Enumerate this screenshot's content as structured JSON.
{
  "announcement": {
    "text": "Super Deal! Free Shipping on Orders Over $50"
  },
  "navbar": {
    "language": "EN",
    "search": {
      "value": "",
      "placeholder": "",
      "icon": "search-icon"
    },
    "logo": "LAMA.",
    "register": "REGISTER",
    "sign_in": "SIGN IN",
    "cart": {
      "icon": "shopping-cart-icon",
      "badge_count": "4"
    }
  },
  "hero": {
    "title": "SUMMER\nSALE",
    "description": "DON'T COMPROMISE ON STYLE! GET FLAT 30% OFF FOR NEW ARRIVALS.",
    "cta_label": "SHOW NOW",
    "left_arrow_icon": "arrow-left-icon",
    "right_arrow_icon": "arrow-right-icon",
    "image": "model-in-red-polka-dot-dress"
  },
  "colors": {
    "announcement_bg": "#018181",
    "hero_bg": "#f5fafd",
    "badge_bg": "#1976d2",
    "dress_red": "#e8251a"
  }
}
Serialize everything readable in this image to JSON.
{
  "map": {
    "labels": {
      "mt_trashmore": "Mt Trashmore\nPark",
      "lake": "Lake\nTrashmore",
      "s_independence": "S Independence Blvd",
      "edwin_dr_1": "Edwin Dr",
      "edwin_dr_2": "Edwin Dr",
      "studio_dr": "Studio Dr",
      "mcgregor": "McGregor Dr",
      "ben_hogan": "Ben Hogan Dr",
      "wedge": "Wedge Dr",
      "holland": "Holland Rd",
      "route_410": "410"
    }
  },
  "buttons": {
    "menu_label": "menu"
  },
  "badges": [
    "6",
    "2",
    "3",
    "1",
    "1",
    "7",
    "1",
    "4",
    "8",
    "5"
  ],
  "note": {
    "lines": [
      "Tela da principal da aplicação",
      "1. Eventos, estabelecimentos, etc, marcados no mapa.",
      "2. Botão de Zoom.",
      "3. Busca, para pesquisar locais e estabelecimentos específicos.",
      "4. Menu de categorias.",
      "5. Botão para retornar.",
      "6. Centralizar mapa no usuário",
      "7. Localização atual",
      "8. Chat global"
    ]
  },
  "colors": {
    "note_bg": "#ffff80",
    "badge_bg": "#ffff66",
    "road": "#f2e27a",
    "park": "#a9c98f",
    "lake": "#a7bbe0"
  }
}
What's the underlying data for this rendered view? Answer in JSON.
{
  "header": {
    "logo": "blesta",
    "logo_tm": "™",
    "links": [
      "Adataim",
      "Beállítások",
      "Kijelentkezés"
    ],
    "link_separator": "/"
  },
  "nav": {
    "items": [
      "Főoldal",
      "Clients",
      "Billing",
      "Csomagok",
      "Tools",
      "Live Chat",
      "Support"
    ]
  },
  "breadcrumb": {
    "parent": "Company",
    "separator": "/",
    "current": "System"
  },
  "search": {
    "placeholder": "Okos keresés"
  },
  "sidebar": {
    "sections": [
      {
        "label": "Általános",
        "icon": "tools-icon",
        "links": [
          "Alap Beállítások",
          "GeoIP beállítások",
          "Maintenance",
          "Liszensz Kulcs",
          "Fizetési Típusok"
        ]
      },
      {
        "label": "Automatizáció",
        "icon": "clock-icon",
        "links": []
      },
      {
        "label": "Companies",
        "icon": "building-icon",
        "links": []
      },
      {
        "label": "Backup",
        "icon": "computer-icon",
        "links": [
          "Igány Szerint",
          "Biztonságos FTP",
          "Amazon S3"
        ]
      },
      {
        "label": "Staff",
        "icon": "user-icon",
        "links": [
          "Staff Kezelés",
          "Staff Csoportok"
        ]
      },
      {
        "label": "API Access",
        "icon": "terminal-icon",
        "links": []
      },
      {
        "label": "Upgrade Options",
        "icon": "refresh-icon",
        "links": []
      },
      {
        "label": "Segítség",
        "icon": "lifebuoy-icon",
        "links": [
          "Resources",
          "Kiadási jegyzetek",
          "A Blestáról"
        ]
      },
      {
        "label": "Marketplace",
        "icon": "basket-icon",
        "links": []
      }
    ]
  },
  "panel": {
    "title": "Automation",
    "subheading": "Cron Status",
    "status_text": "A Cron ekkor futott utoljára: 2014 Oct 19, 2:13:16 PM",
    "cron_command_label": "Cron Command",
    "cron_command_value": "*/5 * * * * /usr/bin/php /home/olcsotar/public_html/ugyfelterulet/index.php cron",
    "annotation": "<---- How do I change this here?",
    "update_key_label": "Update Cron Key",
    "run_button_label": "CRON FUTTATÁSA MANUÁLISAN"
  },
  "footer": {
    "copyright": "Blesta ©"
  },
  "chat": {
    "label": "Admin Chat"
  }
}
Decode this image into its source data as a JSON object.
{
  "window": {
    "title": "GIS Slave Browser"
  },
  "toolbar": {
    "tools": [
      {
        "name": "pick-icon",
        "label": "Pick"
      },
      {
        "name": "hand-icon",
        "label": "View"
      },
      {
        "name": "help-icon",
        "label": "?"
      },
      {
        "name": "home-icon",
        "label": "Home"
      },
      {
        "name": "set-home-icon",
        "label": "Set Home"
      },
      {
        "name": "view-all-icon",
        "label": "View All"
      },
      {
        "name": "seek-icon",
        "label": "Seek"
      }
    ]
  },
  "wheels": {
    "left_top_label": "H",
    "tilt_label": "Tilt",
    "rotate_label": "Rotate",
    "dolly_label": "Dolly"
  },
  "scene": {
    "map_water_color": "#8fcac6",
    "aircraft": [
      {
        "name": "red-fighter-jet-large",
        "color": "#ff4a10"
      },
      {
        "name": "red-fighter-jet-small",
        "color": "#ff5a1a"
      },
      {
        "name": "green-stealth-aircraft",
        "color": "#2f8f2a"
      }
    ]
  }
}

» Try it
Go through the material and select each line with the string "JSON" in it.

» Exercise answer
Enumerate this screenshot's content as structured JSON.
Serialize everything readable in this image to JSON.
What's the underlying data for this rendered view? Answer in JSON.
Decode this image into its source data as a JSON object.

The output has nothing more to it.